By Melissa J. Anderson

According to a new study in the Human Resource Management Review the future of employee engagement is review-based. That is, employee engagement will be one dimension of an annual performance review.

The study authors, Jamie A. Gruman of the University of Guelph and Alan M. Saks of the University of Toronto say that because engagement is such a key factor in productivity, finding ways to measurement is key maximizing the returns of today’s companies.

Gruman explained, “Employees who feel engaged in their tasks do a better job, are less likely to make mistakes, and bring more energy, dedication and vigour into their performance. There is also mounting evidence that higher levels of engagement correlate with lower turnover and less absenteeism. Thus, it makes sense to focus on employee engagement as part of the performance management process.”

But how? Engagement doesn’t necessarily come from a conscious decision on behalf of an employee. The workplace environment plays a huge part of employee engagement.

Gruman and Saks say the key lies in the changing role of management in today’s knowledge-based careers.

Creating a Context for Success

In the past, Gruman and Saks say, management was a way to keep track of an employee’s performance at specific tasks. But that’s not really what management does anymore. In the study, “Performance management and employee engagement,” they write:

“Because of the dynamic, multifaceted nature of modern jobs, in the contemporary work environment achieving increments in performance often involves less ‘management’ of performance than “facilitation” of performance (Das, 2003), by creating the conditions for performance to improve.”

They add, “Put another way, modern performance management is as much about managing the context in which performance occurs as it is about managing performance itself (Jones, 1995).”

Employee engagement is a key factor in an employee’s success, but according to the authors, there are two kinds of engagement – an emotional state and a behavioral dimension. Managers can work with employees to provide a context for success by influencing the behavioral dimension.

Therefore, by setting goals for behavioral engagement, managers can influence the context in which employees are working, as well as their productivity. They write:

“…we argue that a more effective and integrated approach for enhancing and managing employee engagement is to manage engagement the same way that job performance is managed. This is all the more important to the extent that employee engagement behavior is an antecedent of job performance.”

Engagement Appraisal

Behavioral employee engagement requires the employee to feel personally connected with his or her goals and achievements, so the study authors explain, managers and employees should work to set goals that the employee will find meaningful personally and that will also benefit the company.
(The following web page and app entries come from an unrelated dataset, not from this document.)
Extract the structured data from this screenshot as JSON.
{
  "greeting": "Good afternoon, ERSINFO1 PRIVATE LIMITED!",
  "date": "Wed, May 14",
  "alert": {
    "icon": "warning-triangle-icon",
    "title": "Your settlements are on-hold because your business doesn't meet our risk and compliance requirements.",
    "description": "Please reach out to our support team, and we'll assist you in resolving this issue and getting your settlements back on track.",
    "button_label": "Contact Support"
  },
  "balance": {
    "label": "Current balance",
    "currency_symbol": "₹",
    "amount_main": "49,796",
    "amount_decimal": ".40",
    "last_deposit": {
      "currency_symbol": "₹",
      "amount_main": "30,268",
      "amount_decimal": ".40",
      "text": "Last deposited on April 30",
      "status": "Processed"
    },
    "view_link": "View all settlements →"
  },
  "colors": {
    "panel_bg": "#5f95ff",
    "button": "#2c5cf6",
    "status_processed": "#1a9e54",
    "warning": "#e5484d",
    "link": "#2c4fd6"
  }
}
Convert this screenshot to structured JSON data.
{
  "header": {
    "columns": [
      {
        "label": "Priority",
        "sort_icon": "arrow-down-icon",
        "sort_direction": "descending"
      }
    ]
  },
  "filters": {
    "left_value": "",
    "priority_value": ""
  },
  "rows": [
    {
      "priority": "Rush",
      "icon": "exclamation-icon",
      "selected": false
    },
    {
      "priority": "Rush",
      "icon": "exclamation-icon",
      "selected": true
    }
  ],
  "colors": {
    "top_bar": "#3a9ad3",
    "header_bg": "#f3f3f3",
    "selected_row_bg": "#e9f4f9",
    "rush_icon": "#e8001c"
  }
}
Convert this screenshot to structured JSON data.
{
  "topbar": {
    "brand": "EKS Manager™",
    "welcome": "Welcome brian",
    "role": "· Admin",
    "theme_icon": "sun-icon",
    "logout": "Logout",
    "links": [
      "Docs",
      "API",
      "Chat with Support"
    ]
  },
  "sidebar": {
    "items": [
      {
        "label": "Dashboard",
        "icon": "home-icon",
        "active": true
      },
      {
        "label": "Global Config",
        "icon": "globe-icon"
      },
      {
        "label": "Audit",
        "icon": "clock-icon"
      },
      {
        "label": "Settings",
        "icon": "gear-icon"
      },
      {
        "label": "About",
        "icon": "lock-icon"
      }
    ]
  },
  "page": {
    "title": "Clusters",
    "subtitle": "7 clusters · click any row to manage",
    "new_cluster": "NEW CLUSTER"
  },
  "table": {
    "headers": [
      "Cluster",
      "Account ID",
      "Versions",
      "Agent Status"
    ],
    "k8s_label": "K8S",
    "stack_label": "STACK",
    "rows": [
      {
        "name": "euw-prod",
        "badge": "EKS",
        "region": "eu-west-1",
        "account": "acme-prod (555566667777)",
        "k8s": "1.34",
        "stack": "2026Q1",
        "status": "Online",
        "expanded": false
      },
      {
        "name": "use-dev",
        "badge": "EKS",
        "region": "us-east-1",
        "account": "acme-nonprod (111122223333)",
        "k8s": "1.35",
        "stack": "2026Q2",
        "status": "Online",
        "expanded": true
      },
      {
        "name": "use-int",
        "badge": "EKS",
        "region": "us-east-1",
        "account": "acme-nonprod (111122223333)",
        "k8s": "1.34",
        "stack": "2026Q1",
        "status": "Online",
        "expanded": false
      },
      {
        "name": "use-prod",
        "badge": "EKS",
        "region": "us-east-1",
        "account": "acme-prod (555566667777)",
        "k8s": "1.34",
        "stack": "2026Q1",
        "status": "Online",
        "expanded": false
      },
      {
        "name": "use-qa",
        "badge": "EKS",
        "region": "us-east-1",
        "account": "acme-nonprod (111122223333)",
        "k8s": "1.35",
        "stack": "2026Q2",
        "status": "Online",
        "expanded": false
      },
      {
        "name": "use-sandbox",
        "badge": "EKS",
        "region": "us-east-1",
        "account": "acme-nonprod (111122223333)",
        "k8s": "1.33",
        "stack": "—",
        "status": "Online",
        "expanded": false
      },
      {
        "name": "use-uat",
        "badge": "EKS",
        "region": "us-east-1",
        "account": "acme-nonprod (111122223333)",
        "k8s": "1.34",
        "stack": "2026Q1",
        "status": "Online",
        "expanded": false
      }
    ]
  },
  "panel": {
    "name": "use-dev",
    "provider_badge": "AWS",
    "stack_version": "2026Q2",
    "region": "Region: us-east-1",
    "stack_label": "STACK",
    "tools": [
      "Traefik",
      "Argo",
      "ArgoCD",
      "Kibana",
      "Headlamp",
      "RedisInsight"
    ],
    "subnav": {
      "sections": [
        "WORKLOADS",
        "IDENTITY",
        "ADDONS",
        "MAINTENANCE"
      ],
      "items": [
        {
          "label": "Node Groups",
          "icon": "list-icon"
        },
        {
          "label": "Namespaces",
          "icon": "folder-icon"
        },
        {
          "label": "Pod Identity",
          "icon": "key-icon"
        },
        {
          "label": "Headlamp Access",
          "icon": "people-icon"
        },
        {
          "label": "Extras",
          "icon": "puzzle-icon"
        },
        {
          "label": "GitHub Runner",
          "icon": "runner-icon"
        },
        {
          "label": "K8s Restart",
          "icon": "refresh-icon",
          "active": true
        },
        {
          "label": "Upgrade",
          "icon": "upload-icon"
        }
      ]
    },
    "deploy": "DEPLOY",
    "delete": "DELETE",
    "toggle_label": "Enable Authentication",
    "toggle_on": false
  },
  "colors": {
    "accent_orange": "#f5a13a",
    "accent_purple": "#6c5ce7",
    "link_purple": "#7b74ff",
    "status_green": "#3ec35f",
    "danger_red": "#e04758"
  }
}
They explain:

“The engagement appraisal should accompany the performance appraisal and be used by managers to discuss the importance of engagement behaviors with employees and how the employee can exhibit such behaviors (e.g., role expansion, proactivity, persistence, and adaptability). …Managers should also provide some recognition and incentives for employees who exhibit engagement behaviors.”

By making progress toward the goals, the employee will be more engaged. “Engagement facilitation recasts the role of supervisors as coaches whose goal is to design tasks and provide support and resources that energize employees and absorb them in their jobs.”

As we move away from careers based on repetitive, mechanical tasks to those that require creativity and strategy, managers will be looked upon less as task masters and more as coaches. By setting a context for behavioral engagement, managers can make the leap to coach, and set the stage for productivity effectiveness.